Extracted entries:
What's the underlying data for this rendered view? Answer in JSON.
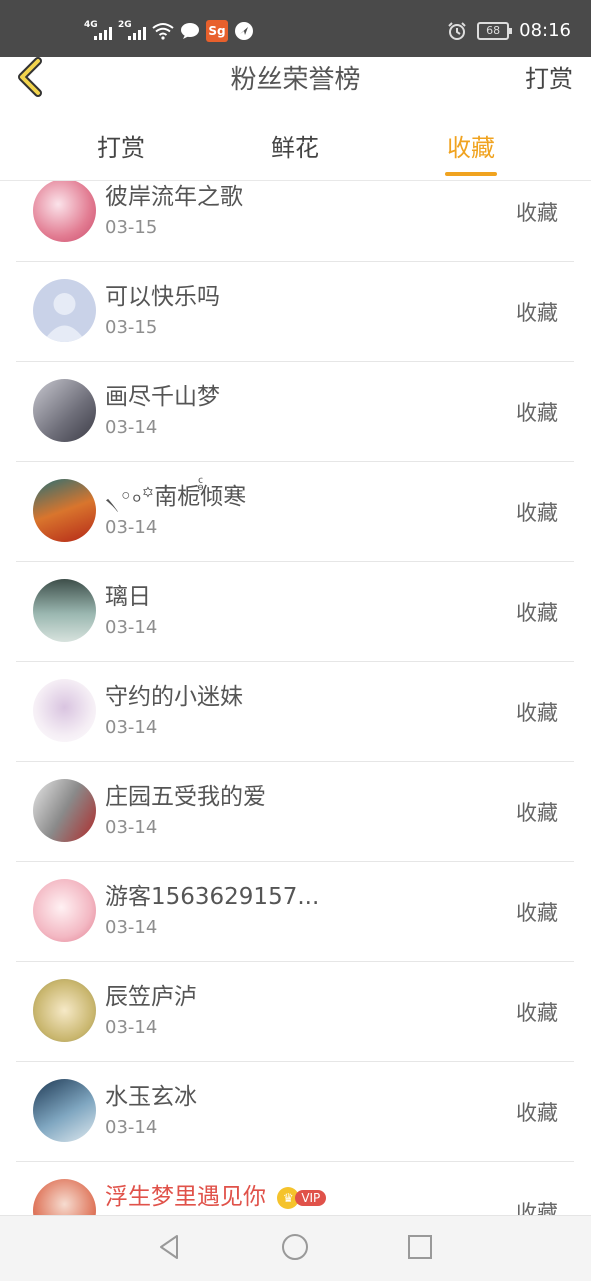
{
  "status_bar": {
    "net1": "4G",
    "net2": "2G",
    "app_badge": "Sg",
    "battery": "68",
    "time": "08:16"
  },
  "header": {
    "title": "粉丝荣誉榜",
    "right_action": "打赏"
  },
  "tabs": [
    {
      "label": "打赏"
    },
    {
      "label": "鲜花"
    },
    {
      "label": "收藏"
    }
  ],
  "active_tab": "收藏",
  "list": [
    {
      "name": "彼岸流年之歌",
      "date": "03-15",
      "action": "收藏",
      "avatar_color": "#e8a5b5"
    },
    {
      "name": "可以快乐吗",
      "date": "03-15",
      "action": "收藏",
      "avatar_color": "#c9d2e8"
    },
    {
      "name": "画尽千山梦",
      "date": "03-14",
      "action": "收藏",
      "avatar_color": "#8e8e98"
    },
    {
      "name": "৲◦৹꙳南栀ⷴⷭ倾寒",
      "date": "03-14",
      "action": "收藏",
      "avatar_color": "#c25a2a"
    },
    {
      "name": "璃日",
      "date": "03-14",
      "action": "收藏",
      "avatar_color": "#6f8a88"
    },
    {
      "name": "守约的小迷妹",
      "date": "03-14",
      "action": "收藏",
      "avatar_color": "#f1e6ef"
    },
    {
      "name": "庄园五受我的爱",
      "date": "03-14",
      "action": "收藏",
      "avatar_color": "#7a7a7a"
    },
    {
      "name": "游客1563629157...",
      "date": "03-14",
      "action": "收藏",
      "avatar_color": "#f2c2c8"
    },
    {
      "name": "辰笠庐泸",
      "date": "03-14",
      "action": "收藏",
      "avatar_color": "#d9c88a"
    },
    {
      "name": "水玉玄冰",
      "date": "03-14",
      "action": "收藏",
      "avatar_color": "#4e7290"
    },
    {
      "name": "浮生梦里遇见你",
      "date": "",
      "action": "收藏",
      "avatar_color": "#e07a60",
      "vip": "VIP"
    }
  ]
}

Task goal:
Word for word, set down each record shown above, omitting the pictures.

Response:
What's the underlying data for this rendered view? Answer in JSON.
{
  "status_bar": {
    "net1": "4G",
    "net2": "2G",
    "app_badge": "Sg",
    "battery": "68",
    "time": "08:16"
  },
  "header": {
    "title": "粉丝荣誉榜",
    "right_action": "打赏"
  },
  "tabs": [
    {
      "label": "打赏"
    },
    {
      "label": "鲜花"
    },
    {
      "label": "收藏"
    }
  ],
  "active_tab": "收藏",
  "list": [
    {
      "name": "彼岸流年之歌",
      "date": "03-15",
      "action": "收藏",
      "avatar_color": "#e8a5b5"
    },
    {
      "name": "可以快乐吗",
      "date": "03-15",
      "action": "收藏",
      "avatar_color": "#c9d2e8"
    },
    {
      "name": "画尽千山梦",
      "date": "03-14",
      "action": "收藏",
      "avatar_color": "#8e8e98"
    },
    {
      "name": "৲◦৹꙳南栀ⷴⷭ倾寒",
      "date": "03-14",
      "action": "收藏",
      "avatar_color": "#c25a2a"
    },
    {
      "name": "璃日",
      "date": "03-14",
      "action": "收藏",
      "avatar_color": "#6f8a88"
    },
    {
      "name": "守约的小迷妹",
      "date": "03-14",
      "action": "收藏",
      "avatar_color": "#f1e6ef"
    },
    {
      "name": "庄园五受我的爱",
      "date": "03-14",
      "action": "收藏",
      "avatar_color": "#7a7a7a"
    },
    {
      "name": "游客1563629157...",
      "date": "03-14",
      "action": "收藏",
      "avatar_color": "#f2c2c8"
    },
    {
      "name": "辰笠庐泸",
      "date": "03-14",
      "action": "收藏",
      "avatar_color": "#d9c88a"
    },
    {
      "name": "水玉玄冰",
      "date": "03-14",
      "action": "收藏",
      "avatar_color": "#4e7290"
    },
    {
      "name": "浮生梦里遇见你",
      "date": "",
      "action": "收藏",
      "avatar_color": "#e07a60",
      "vip": "VIP"
    }
  ]
}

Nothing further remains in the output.